### Work instructions
Scan the data for "Drug" and copy each matching line.

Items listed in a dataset
=-=-=

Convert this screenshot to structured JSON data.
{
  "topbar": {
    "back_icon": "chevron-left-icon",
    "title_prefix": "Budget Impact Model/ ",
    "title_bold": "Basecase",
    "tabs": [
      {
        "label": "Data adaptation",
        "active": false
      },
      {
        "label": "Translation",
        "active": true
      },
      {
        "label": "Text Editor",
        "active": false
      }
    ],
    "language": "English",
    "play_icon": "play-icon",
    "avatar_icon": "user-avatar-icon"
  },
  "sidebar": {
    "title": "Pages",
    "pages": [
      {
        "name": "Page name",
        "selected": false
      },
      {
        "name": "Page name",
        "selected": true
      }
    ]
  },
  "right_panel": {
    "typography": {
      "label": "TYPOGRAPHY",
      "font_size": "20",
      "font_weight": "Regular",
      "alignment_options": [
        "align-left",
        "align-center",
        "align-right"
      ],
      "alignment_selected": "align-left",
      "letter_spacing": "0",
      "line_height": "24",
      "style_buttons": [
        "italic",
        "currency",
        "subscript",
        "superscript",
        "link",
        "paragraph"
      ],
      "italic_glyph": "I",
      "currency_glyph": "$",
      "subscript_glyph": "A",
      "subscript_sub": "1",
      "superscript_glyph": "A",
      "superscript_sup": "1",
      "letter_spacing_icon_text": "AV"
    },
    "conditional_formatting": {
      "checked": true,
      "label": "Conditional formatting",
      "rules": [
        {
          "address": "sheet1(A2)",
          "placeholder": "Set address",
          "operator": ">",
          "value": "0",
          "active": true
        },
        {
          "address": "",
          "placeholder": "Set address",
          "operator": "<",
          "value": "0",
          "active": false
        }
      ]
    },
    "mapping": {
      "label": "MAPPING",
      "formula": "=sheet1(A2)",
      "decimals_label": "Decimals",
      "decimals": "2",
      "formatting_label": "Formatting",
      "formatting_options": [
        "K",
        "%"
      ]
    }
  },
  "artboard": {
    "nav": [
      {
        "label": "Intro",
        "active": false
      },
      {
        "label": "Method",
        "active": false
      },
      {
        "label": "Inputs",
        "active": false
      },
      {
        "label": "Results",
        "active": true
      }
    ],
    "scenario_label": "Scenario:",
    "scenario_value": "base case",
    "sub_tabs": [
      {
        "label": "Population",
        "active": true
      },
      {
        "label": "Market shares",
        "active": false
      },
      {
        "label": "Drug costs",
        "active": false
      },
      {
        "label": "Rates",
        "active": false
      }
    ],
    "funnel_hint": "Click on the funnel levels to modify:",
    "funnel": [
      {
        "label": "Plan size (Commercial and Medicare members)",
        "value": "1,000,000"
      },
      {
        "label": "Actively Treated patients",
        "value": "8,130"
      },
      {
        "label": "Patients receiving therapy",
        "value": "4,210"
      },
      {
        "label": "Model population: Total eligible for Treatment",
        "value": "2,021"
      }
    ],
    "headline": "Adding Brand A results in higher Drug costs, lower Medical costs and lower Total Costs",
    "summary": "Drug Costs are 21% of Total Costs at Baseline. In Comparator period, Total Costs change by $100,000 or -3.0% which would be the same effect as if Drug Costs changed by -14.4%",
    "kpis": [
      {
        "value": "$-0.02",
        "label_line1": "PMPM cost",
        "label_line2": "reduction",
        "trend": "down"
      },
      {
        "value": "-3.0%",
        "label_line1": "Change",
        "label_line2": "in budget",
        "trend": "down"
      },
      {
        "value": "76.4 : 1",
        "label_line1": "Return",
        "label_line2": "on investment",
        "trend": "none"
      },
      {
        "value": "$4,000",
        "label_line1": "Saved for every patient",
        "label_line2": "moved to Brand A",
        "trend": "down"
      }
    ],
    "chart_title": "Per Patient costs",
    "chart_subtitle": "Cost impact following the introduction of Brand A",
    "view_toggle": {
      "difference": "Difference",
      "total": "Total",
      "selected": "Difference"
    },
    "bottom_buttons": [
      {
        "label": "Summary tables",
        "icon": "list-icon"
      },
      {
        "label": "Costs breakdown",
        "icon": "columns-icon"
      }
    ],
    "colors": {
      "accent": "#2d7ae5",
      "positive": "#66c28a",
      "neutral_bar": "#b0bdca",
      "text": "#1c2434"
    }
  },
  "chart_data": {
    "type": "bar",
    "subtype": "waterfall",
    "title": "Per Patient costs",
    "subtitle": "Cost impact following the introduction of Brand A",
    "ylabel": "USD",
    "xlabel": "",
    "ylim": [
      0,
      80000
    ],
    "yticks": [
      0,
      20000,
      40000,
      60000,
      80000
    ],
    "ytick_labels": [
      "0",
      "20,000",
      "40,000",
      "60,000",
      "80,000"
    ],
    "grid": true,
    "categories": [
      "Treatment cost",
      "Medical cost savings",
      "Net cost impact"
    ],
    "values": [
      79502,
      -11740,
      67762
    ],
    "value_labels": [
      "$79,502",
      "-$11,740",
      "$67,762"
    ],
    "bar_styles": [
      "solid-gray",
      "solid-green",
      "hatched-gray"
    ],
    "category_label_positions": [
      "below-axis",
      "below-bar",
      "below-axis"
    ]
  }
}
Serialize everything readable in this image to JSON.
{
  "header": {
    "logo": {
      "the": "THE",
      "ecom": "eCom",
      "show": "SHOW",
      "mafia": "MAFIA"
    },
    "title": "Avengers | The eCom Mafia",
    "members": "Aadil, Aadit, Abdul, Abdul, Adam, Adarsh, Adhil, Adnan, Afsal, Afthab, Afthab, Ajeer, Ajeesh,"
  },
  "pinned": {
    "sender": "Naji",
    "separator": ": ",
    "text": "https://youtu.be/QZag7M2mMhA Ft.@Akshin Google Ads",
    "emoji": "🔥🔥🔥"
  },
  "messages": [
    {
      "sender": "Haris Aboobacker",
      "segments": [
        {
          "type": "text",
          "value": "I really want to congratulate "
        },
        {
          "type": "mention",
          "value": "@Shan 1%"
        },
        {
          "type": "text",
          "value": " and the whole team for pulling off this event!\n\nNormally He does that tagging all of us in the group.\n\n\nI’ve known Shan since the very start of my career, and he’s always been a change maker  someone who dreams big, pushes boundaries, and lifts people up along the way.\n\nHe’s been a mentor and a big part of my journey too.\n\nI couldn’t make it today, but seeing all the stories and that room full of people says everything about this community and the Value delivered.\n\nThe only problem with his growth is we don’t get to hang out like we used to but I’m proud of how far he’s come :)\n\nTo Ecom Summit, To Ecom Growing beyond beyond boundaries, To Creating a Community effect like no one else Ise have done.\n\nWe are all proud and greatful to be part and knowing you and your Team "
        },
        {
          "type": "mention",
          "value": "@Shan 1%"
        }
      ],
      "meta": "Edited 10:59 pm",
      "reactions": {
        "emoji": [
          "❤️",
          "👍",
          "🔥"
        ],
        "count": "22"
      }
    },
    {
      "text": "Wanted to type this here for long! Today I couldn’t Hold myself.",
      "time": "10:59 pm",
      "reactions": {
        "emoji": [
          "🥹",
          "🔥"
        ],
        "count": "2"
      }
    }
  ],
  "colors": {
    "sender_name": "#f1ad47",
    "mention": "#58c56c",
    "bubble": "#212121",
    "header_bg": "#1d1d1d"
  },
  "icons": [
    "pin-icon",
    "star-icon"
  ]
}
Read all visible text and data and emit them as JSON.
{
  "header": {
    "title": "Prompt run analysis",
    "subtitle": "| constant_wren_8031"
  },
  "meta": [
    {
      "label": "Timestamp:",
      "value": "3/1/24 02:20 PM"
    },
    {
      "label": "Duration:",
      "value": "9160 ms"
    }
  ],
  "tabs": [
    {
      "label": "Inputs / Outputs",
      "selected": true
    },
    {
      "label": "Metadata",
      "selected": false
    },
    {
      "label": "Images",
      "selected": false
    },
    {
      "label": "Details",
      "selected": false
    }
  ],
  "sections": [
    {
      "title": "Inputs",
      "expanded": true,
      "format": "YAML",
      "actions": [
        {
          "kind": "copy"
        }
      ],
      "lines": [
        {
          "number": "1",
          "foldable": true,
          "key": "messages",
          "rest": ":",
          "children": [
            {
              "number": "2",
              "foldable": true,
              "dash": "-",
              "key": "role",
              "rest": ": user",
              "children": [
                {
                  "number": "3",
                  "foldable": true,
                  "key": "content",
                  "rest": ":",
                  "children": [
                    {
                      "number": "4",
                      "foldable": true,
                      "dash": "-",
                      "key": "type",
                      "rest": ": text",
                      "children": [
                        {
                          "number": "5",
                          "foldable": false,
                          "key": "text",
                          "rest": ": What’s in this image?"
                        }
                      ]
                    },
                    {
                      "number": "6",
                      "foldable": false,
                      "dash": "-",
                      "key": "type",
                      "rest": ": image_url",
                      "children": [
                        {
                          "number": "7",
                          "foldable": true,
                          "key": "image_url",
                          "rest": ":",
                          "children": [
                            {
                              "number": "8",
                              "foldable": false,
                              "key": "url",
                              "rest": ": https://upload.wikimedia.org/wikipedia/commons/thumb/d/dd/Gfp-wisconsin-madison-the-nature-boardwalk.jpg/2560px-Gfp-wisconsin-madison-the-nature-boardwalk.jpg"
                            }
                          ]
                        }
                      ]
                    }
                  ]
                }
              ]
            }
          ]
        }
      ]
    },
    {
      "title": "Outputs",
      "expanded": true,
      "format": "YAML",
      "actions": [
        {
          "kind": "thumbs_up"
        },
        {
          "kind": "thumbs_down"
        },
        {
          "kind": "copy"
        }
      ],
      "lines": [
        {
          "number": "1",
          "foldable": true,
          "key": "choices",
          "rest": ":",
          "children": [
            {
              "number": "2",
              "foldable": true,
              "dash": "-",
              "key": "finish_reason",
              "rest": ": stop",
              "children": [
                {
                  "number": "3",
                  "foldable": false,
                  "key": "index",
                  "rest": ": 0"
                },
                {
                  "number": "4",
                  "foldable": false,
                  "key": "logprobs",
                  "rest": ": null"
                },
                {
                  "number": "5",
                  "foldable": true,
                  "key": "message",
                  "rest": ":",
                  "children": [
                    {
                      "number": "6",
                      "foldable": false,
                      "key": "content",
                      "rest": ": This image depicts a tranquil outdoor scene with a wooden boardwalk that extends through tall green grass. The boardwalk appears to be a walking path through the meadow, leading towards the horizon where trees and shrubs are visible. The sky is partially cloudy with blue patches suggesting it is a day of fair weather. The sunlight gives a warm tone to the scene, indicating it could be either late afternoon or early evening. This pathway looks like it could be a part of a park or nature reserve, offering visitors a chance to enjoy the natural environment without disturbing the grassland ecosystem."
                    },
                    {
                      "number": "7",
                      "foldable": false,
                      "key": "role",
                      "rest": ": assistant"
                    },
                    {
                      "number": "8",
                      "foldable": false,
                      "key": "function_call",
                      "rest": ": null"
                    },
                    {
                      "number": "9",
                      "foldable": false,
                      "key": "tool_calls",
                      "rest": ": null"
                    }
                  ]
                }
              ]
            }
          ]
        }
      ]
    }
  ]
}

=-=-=

### Task answer
        "label": "Drug costs",
    "headline": "Adding Brand A results in higher Drug costs, lower Medical costs and lower Total Costs",
    "summary": "Drug Costs are 21% of Total Costs at Baseline. In Comparator period, Total Costs change by $100,000 or -3.0% which would be the same effect as if Drug Costs changed by -14.4%",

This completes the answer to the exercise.